Now if only I could get a good night’s sleep.
Who knew that turtles played a key role in the downtown New York experimental music scene?
A recent New York Times article calls it “a substantial, and neglected, history of turtles in experimental music.” Reporter William Robin did interviews with influential composers in musical Minimalism, including the members of an influential group from the 1960s, Meredith Monk and La Monte Young, and their Theater of Eternal Music. The composers were exploring the idea of slowness, and they both had turtles as pets. One of their compositions was called “The Tortoise, His Dreams and Journeys.”
Mr. Young said “we were creating sound that had to do with permanence” and “Turtles are these incredibly continuous and ongoing creatures.”
On a side note, the cover image of my 2006 book Explaining Creativity (first edition, but buy the 2012 second edition!) is a painting of a turtle, done by a Native American artist, representing his cultural group’s creation story, which involved a turtle.
We would sing for our turtles. We told ourselves that they liked it. They didn’t deny it. –La Monte Young
In Austin, Texas, “Voice and Exit” is a cool gathering of tech visionaries and experts in human flourishing. At 8:30 Friday night, I kicked off a series of 10-minute talks, in front of 300 hipsters, in a converted produce market in Austin’s East Side–surrounded by fair trade coffee tables, massage artists, virtual reality rooms, and hammocks. Here’s how I started the 10-minute talk. It’s the core message of my ZIG ZAG creativity advice book:

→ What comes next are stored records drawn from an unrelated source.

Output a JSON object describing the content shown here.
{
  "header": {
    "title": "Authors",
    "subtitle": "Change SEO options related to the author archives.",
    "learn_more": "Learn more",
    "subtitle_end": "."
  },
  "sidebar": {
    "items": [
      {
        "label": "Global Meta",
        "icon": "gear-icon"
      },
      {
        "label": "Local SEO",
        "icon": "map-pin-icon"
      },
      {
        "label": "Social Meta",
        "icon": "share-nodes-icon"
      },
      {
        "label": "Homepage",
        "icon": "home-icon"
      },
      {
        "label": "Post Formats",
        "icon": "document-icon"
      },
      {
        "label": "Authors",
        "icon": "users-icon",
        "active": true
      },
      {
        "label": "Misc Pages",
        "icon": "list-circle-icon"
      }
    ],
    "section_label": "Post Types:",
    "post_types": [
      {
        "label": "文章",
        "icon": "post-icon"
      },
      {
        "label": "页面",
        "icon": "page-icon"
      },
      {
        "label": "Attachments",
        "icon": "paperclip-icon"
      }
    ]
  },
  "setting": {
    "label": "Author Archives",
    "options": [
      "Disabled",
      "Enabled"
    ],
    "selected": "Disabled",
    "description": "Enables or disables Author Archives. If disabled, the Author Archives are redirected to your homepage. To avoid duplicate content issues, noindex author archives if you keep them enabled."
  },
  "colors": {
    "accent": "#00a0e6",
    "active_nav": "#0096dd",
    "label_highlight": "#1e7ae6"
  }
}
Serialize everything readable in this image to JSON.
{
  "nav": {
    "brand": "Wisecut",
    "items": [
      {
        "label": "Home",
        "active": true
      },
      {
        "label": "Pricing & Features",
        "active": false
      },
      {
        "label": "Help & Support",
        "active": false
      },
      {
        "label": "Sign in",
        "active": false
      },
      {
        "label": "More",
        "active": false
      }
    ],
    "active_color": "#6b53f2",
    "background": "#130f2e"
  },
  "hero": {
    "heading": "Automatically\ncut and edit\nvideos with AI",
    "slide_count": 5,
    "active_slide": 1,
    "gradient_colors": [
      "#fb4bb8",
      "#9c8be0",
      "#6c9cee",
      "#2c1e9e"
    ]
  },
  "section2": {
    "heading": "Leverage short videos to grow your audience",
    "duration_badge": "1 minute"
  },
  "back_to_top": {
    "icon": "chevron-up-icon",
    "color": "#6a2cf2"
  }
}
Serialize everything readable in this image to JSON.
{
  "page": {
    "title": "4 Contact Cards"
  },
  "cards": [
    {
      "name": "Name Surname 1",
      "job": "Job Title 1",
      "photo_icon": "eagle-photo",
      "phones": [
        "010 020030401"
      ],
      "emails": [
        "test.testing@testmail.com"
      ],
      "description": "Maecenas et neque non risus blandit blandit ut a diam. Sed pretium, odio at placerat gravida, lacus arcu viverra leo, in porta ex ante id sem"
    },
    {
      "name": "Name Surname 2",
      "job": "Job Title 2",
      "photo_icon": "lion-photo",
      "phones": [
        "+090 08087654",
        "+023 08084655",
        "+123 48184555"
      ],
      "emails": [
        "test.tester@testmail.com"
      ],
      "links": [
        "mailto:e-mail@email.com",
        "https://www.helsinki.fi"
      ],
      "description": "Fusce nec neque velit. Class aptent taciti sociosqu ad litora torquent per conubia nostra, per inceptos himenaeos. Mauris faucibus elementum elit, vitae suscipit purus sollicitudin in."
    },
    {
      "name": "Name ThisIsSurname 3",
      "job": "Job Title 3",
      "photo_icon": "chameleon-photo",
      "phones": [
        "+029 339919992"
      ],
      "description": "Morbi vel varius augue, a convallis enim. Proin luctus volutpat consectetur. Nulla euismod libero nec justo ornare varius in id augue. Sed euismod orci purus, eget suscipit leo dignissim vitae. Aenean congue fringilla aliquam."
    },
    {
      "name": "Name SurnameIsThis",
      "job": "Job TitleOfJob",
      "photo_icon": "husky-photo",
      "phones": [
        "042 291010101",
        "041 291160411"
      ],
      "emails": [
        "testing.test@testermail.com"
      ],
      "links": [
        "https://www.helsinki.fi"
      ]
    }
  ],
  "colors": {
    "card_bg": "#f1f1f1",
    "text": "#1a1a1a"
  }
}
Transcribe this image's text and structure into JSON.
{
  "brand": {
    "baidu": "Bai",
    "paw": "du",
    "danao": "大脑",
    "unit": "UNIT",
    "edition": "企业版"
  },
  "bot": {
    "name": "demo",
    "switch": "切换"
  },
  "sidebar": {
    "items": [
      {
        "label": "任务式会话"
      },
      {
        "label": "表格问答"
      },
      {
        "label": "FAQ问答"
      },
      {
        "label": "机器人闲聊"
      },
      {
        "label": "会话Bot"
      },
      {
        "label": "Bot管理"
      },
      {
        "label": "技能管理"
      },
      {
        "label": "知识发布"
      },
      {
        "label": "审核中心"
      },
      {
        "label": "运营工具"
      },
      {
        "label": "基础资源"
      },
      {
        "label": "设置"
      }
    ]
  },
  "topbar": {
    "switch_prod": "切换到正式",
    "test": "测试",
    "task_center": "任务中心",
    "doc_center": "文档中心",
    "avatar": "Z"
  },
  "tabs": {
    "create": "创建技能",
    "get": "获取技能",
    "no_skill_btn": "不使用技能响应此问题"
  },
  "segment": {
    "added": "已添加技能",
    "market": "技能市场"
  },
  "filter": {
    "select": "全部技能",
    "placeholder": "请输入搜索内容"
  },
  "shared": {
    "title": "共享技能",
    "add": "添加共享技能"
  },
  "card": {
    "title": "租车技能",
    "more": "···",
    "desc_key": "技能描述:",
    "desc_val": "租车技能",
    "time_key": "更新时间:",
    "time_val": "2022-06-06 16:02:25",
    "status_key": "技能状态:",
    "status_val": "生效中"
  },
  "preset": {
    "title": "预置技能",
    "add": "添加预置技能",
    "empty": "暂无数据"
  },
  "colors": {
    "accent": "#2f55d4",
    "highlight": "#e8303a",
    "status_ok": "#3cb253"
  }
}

Creativity is not mysterious. Creativity is not a rare insight, that comes to you suddenly, once in a lifetime, to change the world. It’s just the opposite. Creativity is a way of life. It’s a process. The process starts with an idea. But it’s not a big insight–it’s a small idea. And that small idea can’t change the world by itself. In the creative life, you have small ideas every week, every day, even every hour. The key is to learn how to bring those ideas together, over time, and that’s the essence of the creative process. The latest creativity research shows the daily practices that exceptional creators use to keep having those small ideas, and how to bring them together in a creative process that consistently leads to successful creative outcomes.
For the whole talk, wait a couple of weeks and the video of my talk will be posted online. I’ll let you know!
I’ve been advocating for Microsoft for a few years now. Their vision has been ambitious and exciting: To create a single platform that adapts to all form-factor devices, from smartphones to tablets to desktop computers. The “tile” interface that Microsoft released in Windows 8 was the first new user interface design since the 1970s (when Xerox PARC created the “icons on a desktop” visual metaphor). Microsoft got panned for being TOO innovative! I think it’s because everyone is so used to Microsoft being an also-ran.
It’s taken three years, but the tech industry is finally waking up to the fact that Microsoft is pulling ahead of Apple. In the same three years, Apple hasn’t done much at all. It seems that all Apple can do is sell iPhones at ridiculous prices for their huge profit margins. And we know from tech history that this strategy always loses eventually.
MIT’s Technology Review magazine is the latest tech insider to come on board with Microsoft, in this article titled “Microsoft is looking like the new Apple.” Here’s the start of the article:
This week, one giant technology company looked like an innovator, launching a sleek new suite of forward-looking hardware to help media professionals work more effectively. Another added a row of buttons to an existing computer. In the past, Apple would have been the former—for the moment, at least, that role has shifted to Microsoft.
“A row of buttons.” Ouch.